There was little doubt after Terence Crawford’s monstrously good performance Saturday night in Lincoln, Nebraska that the man had entered contemporary boxing’s stratosphere. Many, including this writer, had given Crawford’s opponent this past weekend, fellow junior welterweight titlist Julius Indongo, a solid chance of besting the Omaha native. Yet an Indongo upset simply wasn’t meant to be – in large part because Carwford was clearly determined to finish his man as quickly as possible. Deciding not to engage in his usual habit of gathering momentum throughout the fight, Crawford came out hard on Saturday, making it perfectly obvious to all watching – either in person or via ESPN – that Nambia’a Indongo was in way over his head.
Photo Credit: Top Rank Promotions
It was a body shot in the third that finally put a period to the proceedings. Indongo was done the moment he hit the canvas. It was some blow to the guts – one which may well be remembered along with Bernard Hopkins’ gut check of Oscar De La Hoya, Roy Jones Junior’s winder tossed against the torso of Virgil Hill and Bob Fitzimmon’s famous shot to “the slats” of Jim Corbett. No doubt, it was impressive stuff. While Indongo wasn’t a household name, he was a notable fighter, one of a line of notable fighters the undefeated Crawford has taken to the figurative woodshed over these past few years.
While it’s true Crawford hasn’t had a mega bout yet, there is now no denying he’s currently residing among the sport’s elites.

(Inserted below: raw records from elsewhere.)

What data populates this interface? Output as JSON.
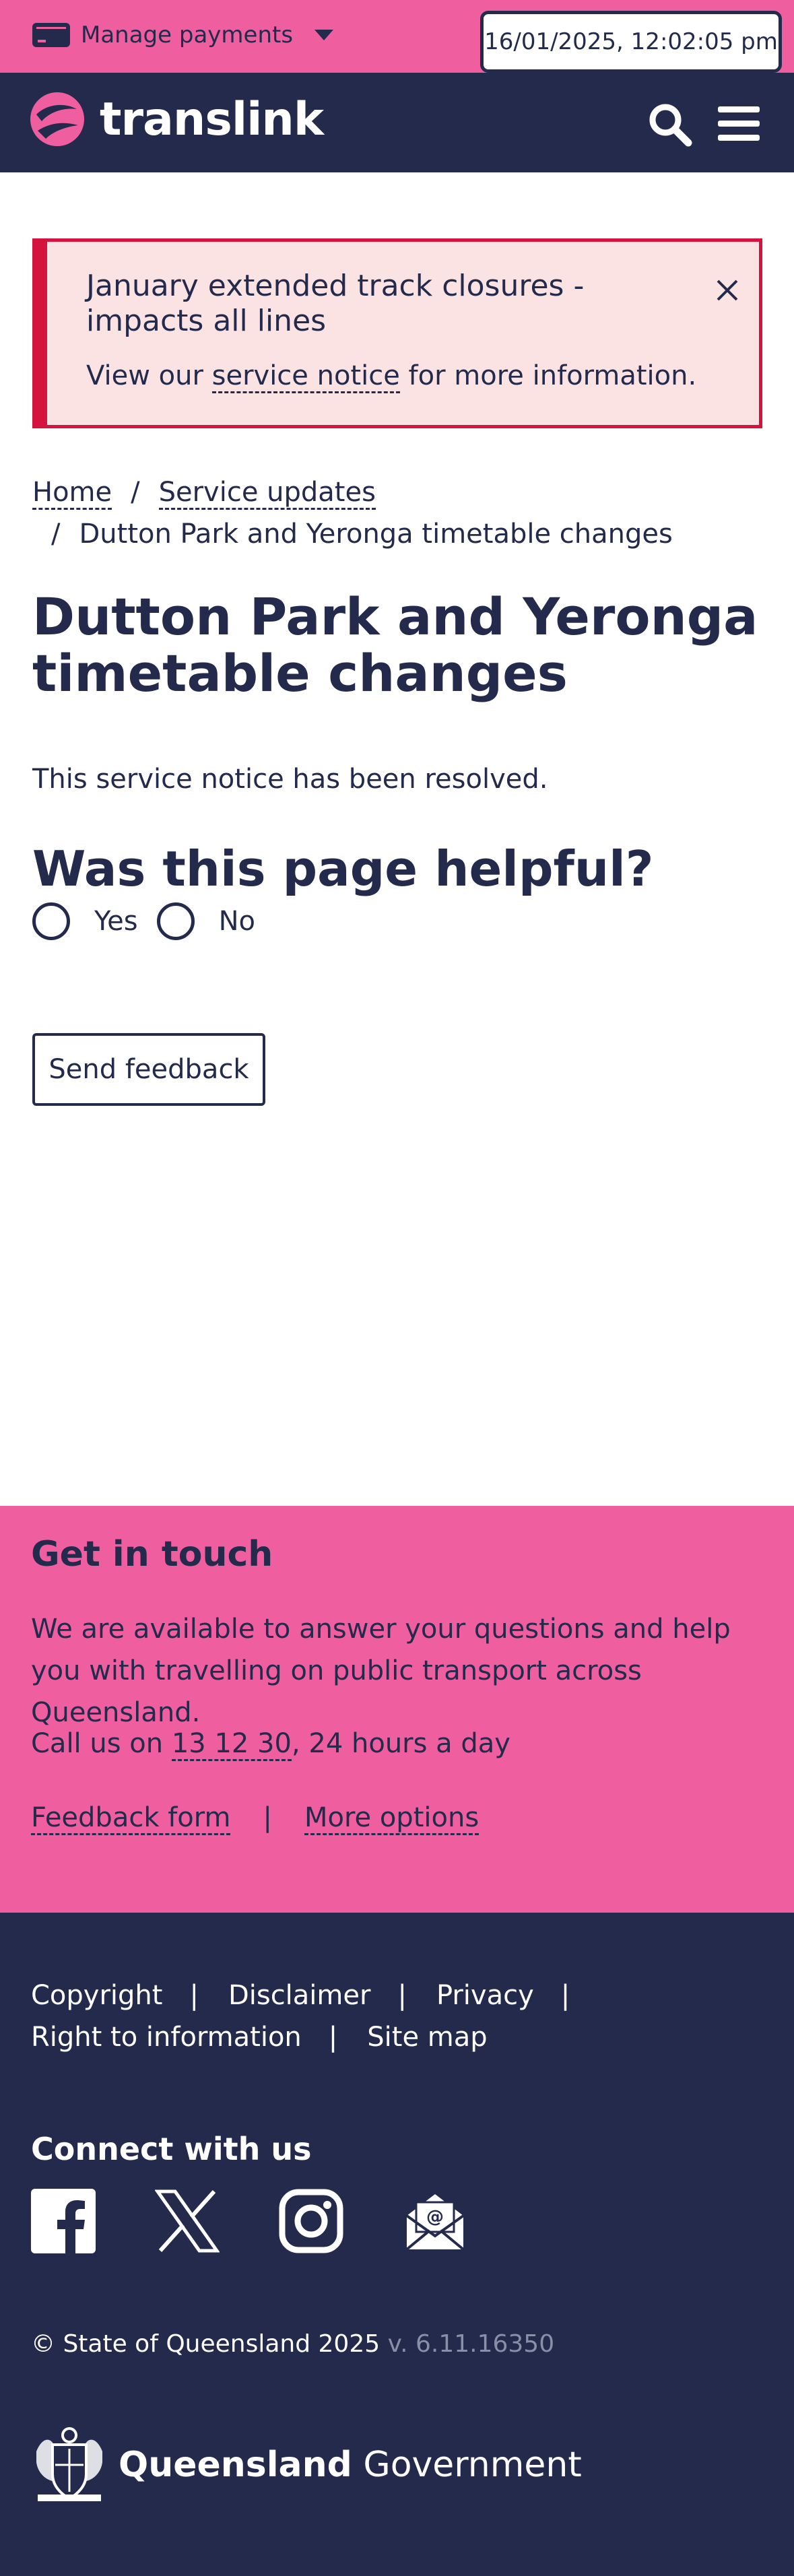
{
  "utility": {
    "manage_payments": "Manage payments",
    "datetime": "16/01/2025, 12:02:05 pm"
  },
  "nav": {
    "brand": "translink"
  },
  "alert": {
    "title": "January extended track closures - impacts all lines",
    "body_prefix": "View our ",
    "body_link": "service notice",
    "body_suffix": " for more information."
  },
  "breadcrumb": {
    "home": "Home",
    "sep": "/",
    "service_updates": "Service updates",
    "current": "Dutton Park and Yeronga timetable changes"
  },
  "main": {
    "title": "Dutton Park and Yeronga timetable changes",
    "resolved": "This service notice has been resolved.",
    "helpful_title": "Was this page helpful?",
    "yes": "Yes",
    "no": "No",
    "send_feedback": "Send feedback"
  },
  "touch": {
    "title": "Get in touch",
    "text": "We are available to answer your questions and help you with travelling on public transport across Queensland.",
    "call_prefix": "Call us on ",
    "call_number": "13 12 30",
    "call_suffix": ", 24 hours a day",
    "feedback_form": "Feedback form",
    "pipe": "|",
    "more_options": "More options"
  },
  "footer": {
    "copyright_link": "Copyright",
    "disclaimer": "Disclaimer",
    "privacy": "Privacy",
    "right_to_information": "Right to information",
    "site_map": "Site map",
    "pipe": "|",
    "connect_title": "Connect with us",
    "copyright_text": "© State of Queensland 2025",
    "version": " v. 6.11.16350",
    "gov_bold": "Queensland",
    "gov_rest": " Government"
  },
  "icons": {
    "payments": "card-icon",
    "menu": "caret-down-icon",
    "search": "search-icon",
    "hamburger": "menu-icon",
    "close": "close-icon",
    "facebook": "facebook-icon",
    "x": "x-icon",
    "instagram": "instagram-icon",
    "email": "email-icon",
    "crest": "queensland-crest-icon"
  },
  "colors": {
    "pink": "#ef5fa0",
    "navy": "#232a4b",
    "alert_red": "#d4143c",
    "alert_bg": "#fbe3e3"
  }
}
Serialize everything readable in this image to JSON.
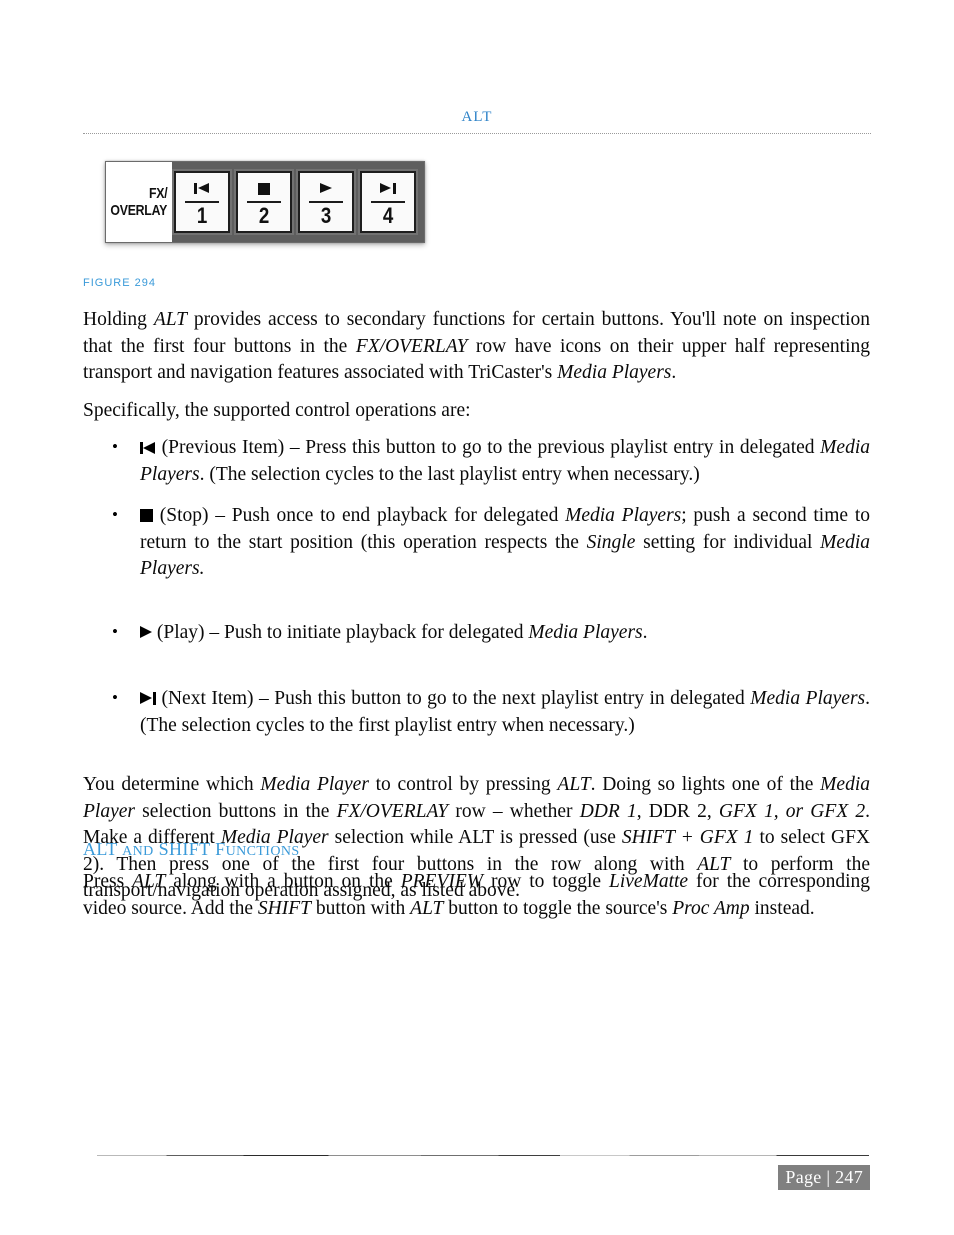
{
  "header": {
    "title": "ALT"
  },
  "figure": {
    "caption": "FIGURE 294",
    "row_label_line1": "FX/",
    "row_label_line2": "OVERLAY",
    "buttons": [
      {
        "icon": "previous-item-icon",
        "number": "1"
      },
      {
        "icon": "stop-icon",
        "number": "2"
      },
      {
        "icon": "play-icon",
        "number": "3"
      },
      {
        "icon": "next-item-icon",
        "number": "4"
      }
    ]
  },
  "body": {
    "intro_p1_a": "Holding ",
    "intro_p1_alt": "ALT",
    "intro_p1_b": " provides access to secondary functions for certain buttons.  You'll note on inspection that the first four buttons in the ",
    "intro_p1_fx": "FX/OVERLAY",
    "intro_p1_c": " row have icons on their upper half representing transport and navigation features associated with TriCaster's ",
    "intro_p1_mp": "Media Players",
    "intro_p1_d": ".",
    "intro_p2": "Specifically, the supported control operations are:",
    "bullets": [
      {
        "icon": "previous-item-icon",
        "a": " (Previous Item) – Press this button to go to the previous playlist entry in delegated ",
        "i1": "Media Players",
        "b": ". (The selection cycles to the last playlist entry when necessary.)"
      },
      {
        "icon": "stop-icon",
        "a": "  (Stop) – Push once to end playback for delegated ",
        "i1": "Media Players",
        "b": "; push a second time to return to the start position (this operation respects the ",
        "i2": "Single",
        "c": " setting for individual ",
        "i3": "Media Players.",
        "d": ""
      },
      {
        "icon": "play-icon",
        "a": "  (Play) – Push to initiate playback for delegated ",
        "i1": "Media Players",
        "b": "."
      },
      {
        "icon": "next-item-icon",
        "a": " (Next Item) – Push this button to go to the next playlist entry in delegated ",
        "i1": "Media Players",
        "b": ". (The selection cycles to the first playlist entry when necessary.)"
      }
    ],
    "summary": {
      "a": "You determine which ",
      "i1": "Media Player",
      "b": " to control by pressing ",
      "i2": "ALT",
      "c": ".  Doing so lights one of the ",
      "i3": "Media Player",
      "d": " selection buttons in the ",
      "i4": "FX/OVERLAY",
      "e": " row – whether ",
      "i5": "DDR 1",
      "f": ", DDR 2, ",
      "i6": "GFX 1, or GFX 2",
      "g": ".  Make a different ",
      "i7": "Media Player",
      "h": " selection while ALT is pressed (use ",
      "i8": "SHIFT + GFX 1",
      "j": " to select GFX 2).  Then press one of the first four buttons in the row along with ",
      "i9": "ALT",
      "k": " to perform the transport/navigation operation assigned, as listed above."
    }
  },
  "section": {
    "heading_parts": [
      {
        "text": "ALT",
        "caps": true
      },
      {
        "text": " ",
        "caps": true
      },
      {
        "text": "AND",
        "caps": false
      },
      {
        "text": " ",
        "caps": true
      },
      {
        "text": "SHIFT",
        "caps": true
      },
      {
        "text": " ",
        "caps": true
      },
      {
        "text": "F",
        "caps": true
      },
      {
        "text": "UNCTIONS",
        "caps": false
      }
    ],
    "heading_plain": "ALT and SHIFT Functions",
    "closing": {
      "a": "Press ",
      "i1": "ALT",
      "b": " along with a button on the ",
      "i2": "PREVIEW",
      "c": " row to toggle ",
      "i3": "LiveMatte",
      "d": " for the corresponding video source. Add the ",
      "i4": "SHIFT",
      "e": " button with ",
      "i5": "ALT",
      "f": " button to toggle the source's ",
      "i6": "Proc Amp",
      "g": " instead."
    }
  },
  "footer": {
    "page_label": "Page | 247"
  },
  "colors": {
    "accent_blue": "#3a9ad9",
    "header_blue": "#2e83c8",
    "console_gray": "#5e5e5e",
    "page_number_bg": "#808080"
  }
}
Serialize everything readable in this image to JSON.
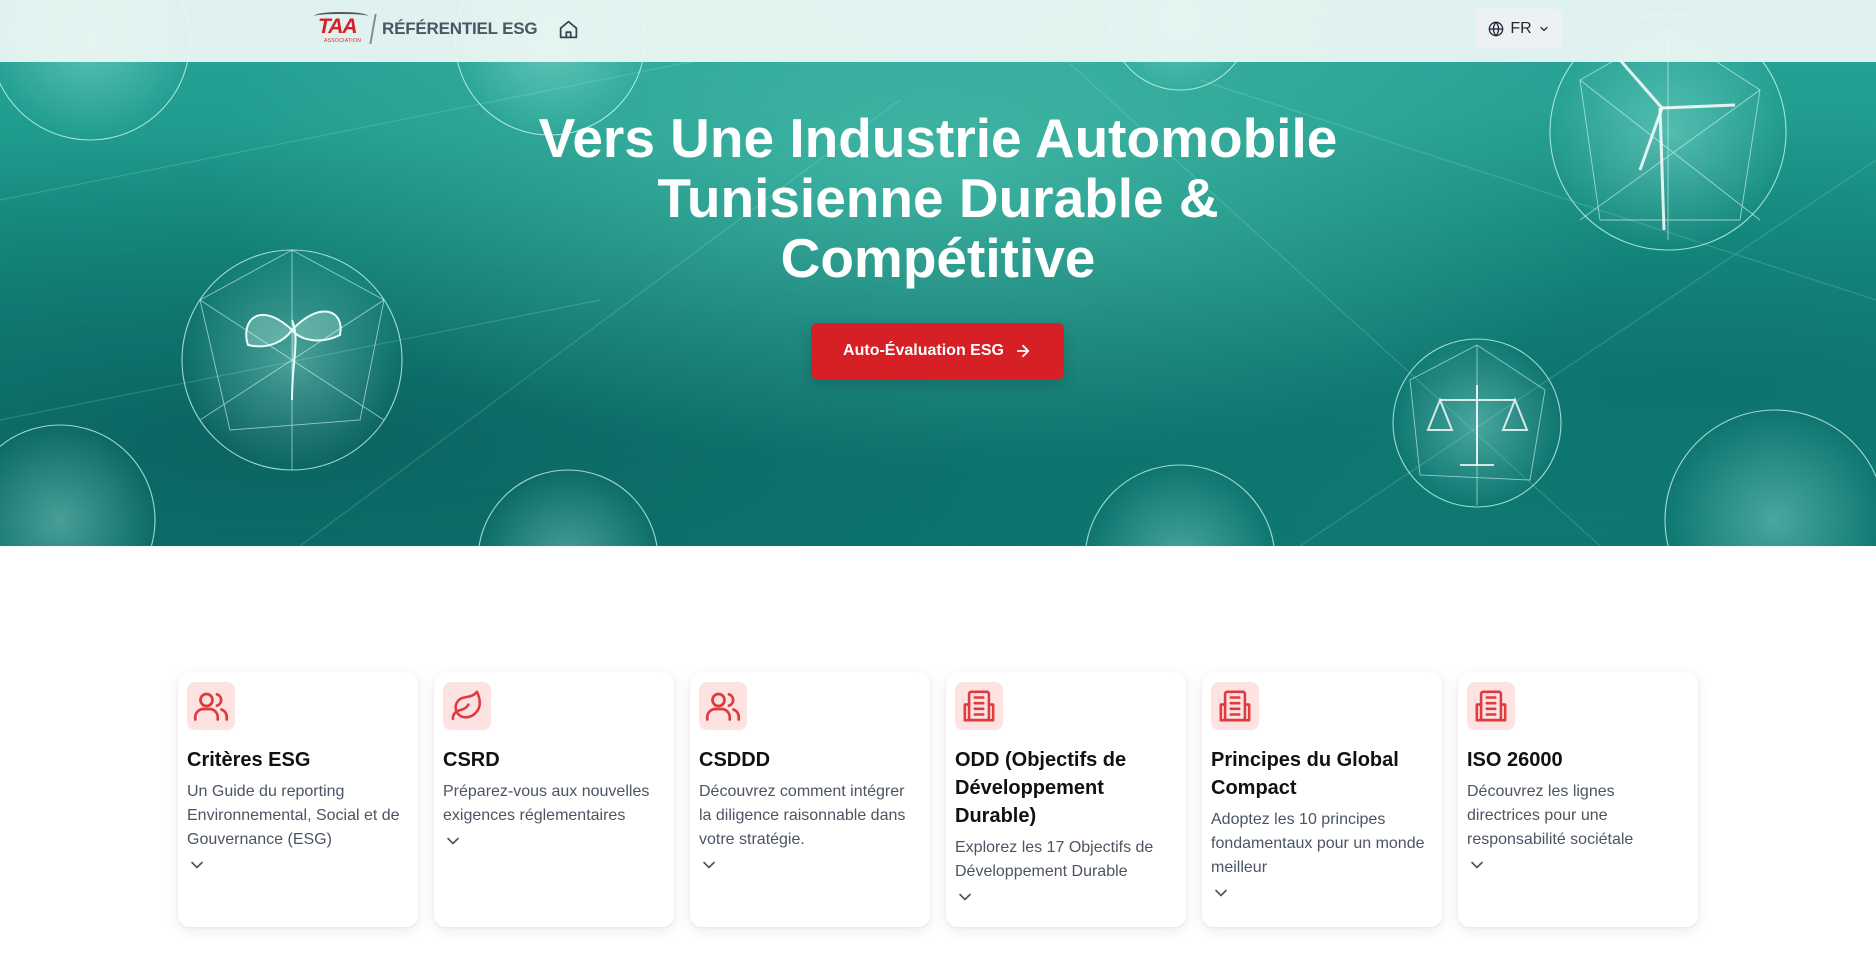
{
  "nav": {
    "logo_mark": "TAA",
    "logo_assoc": "ASSOCIATION",
    "logo_text": "RÉFÉRENTIEL ESG",
    "home_icon": "home-icon",
    "language": "FR"
  },
  "hero": {
    "title": "Vers Une Industrie Automobile Tunisienne Durable & Compétitive",
    "cta_label": "Auto-Évaluation ESG"
  },
  "colors": {
    "brand_red": "#d71f26",
    "icon_bg": "#fde2e2",
    "hero_teal": "#179384"
  },
  "cards": [
    {
      "title": "Critères ESG",
      "description": "Un Guide du reporting Environnemental, Social et de Gouvernance (ESG)",
      "icon": "users-icon"
    },
    {
      "title": "CSRD",
      "description": "Préparez-vous aux nouvelles exigences réglementaires",
      "icon": "leaf-icon"
    },
    {
      "title": "CSDDD",
      "description": "Découvrez comment intégrer la diligence raisonnable dans votre stratégie.",
      "icon": "users-icon"
    },
    {
      "title": "ODD (Objectifs de Développement Durable)",
      "description": "Explorez les 17 Objectifs de Développement Durable",
      "icon": "building-icon"
    },
    {
      "title": "Principes du Global Compact",
      "description": "Adoptez les 10 principes fondamentaux pour un monde meilleur",
      "icon": "building-icon"
    },
    {
      "title": "ISO 26000",
      "description": "Découvrez les lignes directrices pour une responsabilité sociétale",
      "icon": "building-icon"
    }
  ]
}
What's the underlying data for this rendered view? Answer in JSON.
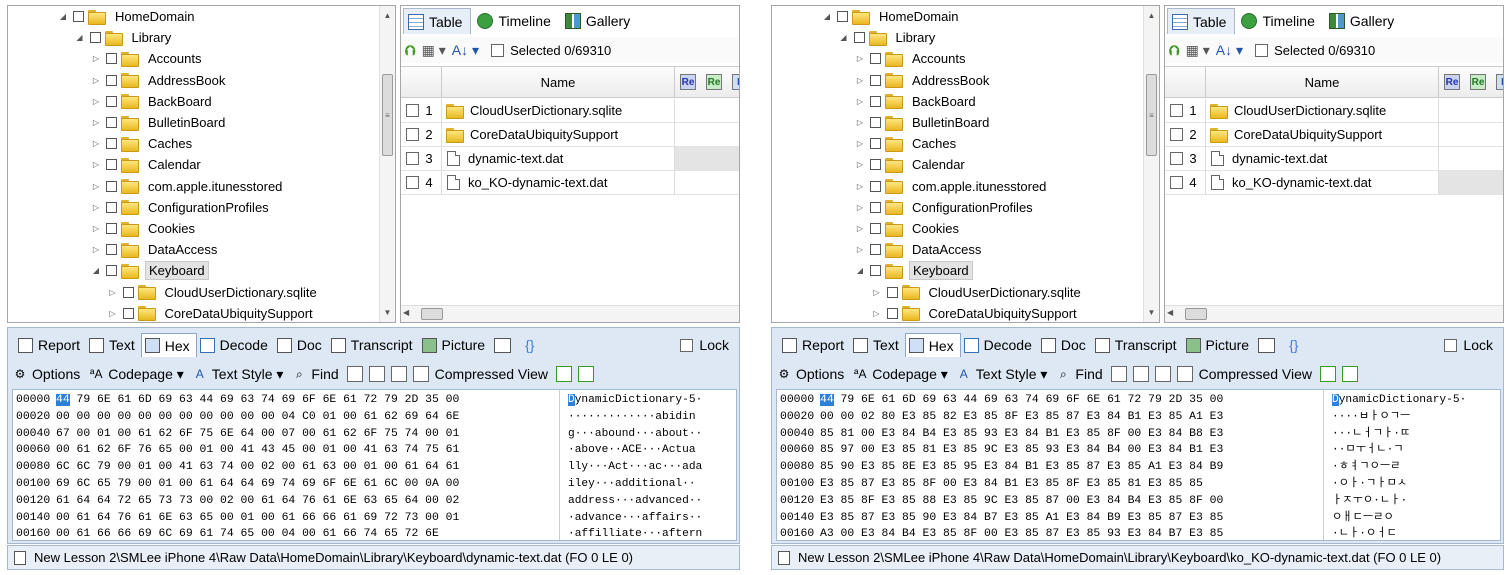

His ring skills are too obvious, his opposition too consistently of good quality, for the man to somehow be denied the credit he deserves. The question now, of course, is where to from here for the man they call Bud. Mikey Garcia might make his way back up to junior welterweight, where Crawford now reigns supreme as undisputed champion. Or perhaps Crawford himself might want to step up to welterweight to threaten and challenge fellow new breed headliners Errol Spence Junior and Keith Thurman.
Of course it might not be easy for Crawford to face Spence or Thurman, since they both fight under boxing guru Al Haymon’s banner and Crawford is with competitor Bob Arum. Still, it’s not like Haymon or Arum are beyond working with each other, so perhaps there’s hope for a superfight or two in the future. No one could fault Crawford for staying right where he is at junior welterweight, though. Who says there’s always new worlds to conquer when the one you’ve just taken over may somehow offer a few rewards of its own?